Remember when Lola was ill not so long ago? I had arrogantly laughed in the virus’ face, thinking that the rest of us (namely me) had escaped the wrath. I now know that the virus was sitting in wait, hoping for the most vulnerable of moments to pounce with vengeance. That’s what evil does.
The Mister planned a trip to the capital for some necessary meetings last Tuesday. As soon as his flight lifted off the ground, the virus set into high gear. I had thought that I would go to the neighbour’s house for a visit since the lady-folk had sent over a gift for me from their travels (a new dress!), and I thought I should wear it to show off their good taste. By 4 p.m., though, I was feeling really terrible. My skin was starting to hurt (don’t laugh, it happens!), and I was just generally uncomfortable. By 7 p.m. a full on fever had hit, rising as high as 39 degrees Celcius/102 degrees Fahrenheit. I sat on the living room floor and had myself a little pity party, along with sniveling tears. Charlie and Lola were happily playing some made-up game on the other side of the divide, when Lola clued into my sorrow. “Are you crying, Mama? Why are you crying?” She quickly switched gears into nursemaid, making sure that I always had a cup of water or orange juice by my side. Remembering her own bout with the illness, she tracked down the bucket that had kept her company and brought it to me. “Here you go, Mama. If you have to puke, just puke in here, okay?” She was such a sweet nurse. Charlie, too, checked on me regularly over the next day and half, making sure that I was comfortable and comforting me with assurances that he was praying for me. While I reject religiousness, my heart warms to active and interactive spirituality.

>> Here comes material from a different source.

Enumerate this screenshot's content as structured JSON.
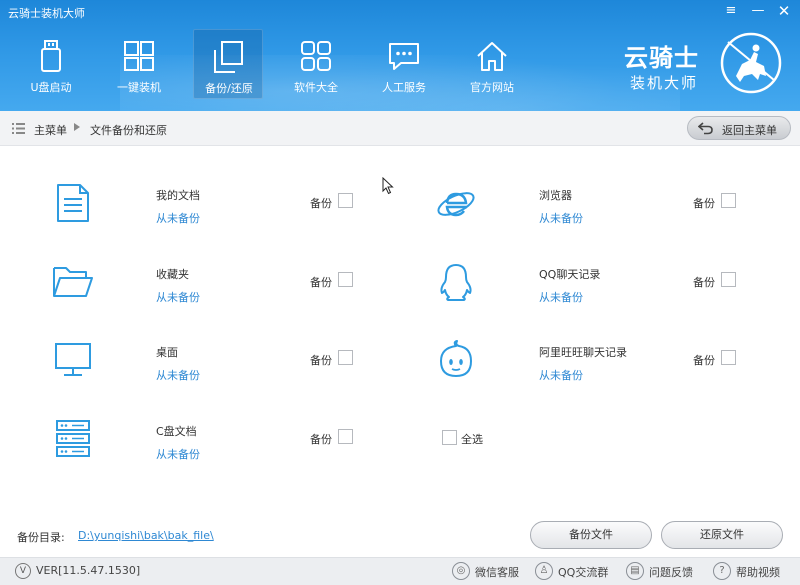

The Christmas before we moved to the desert, my mom gave me a pair of flannel Betty Boop pajamas. I openly mocked her for such a silly gift since I was moving to the DESERT. Hello? When am I going to ever need flannel in such heat? Well, you shouldn’t sit in chairs that belong to mockers because not only will you get a big butt, but you will not be the last one laughing. Ironically, I have used those pajamas quite often over the years in the desert. So much so, that I’ve often thought that I should invest in a set or two more. You know you are really sick when you are wearing flannel pajamas, wrapped in a flannel quilt, and buried in a bed with sheet and comforter snugly wrapped around your body and you are still shivering. I hate being sick. I hate it. I hate it. I hate it.
I know that men are often chided for being whiny babies when they are sick while women are able to still hold down the activities of the house and looking after everyone else without letting out one snivel. I break that mold, squarely down the center. I’m a big, fat, whiner from beginning to end. I cried. I whinged. I snivelled. I pitied myself. Why was The Mister not here to get me tea and make lunch? Why do I always have to be the strong one? Dang it. I just want hot tea brought to me in bed, and every time Lola’s cheerfully concerned face peers over the bundle of covers surrounding my face to check if I want more juice, I felt guilty for causing my children to worry. I’m supposed to be the one taking care of them.
Thankfully, The Mister was able to change his schedule slightly, returning home one day early. My fever had broken overnight, leaving me with a bad headache and dehydration. By lunchtime, I was feeling much better, eating more in one meal than I had over the previous 2 days. When I laughed out loud at a scene in “Diary of a Wimpy Kid”, Lola said, “Mama. You must be feeling better. You laughed.”
Yep. It’s the best medicine: laughter. That, and The Mister being home, and prayers from sweet, compassionate children.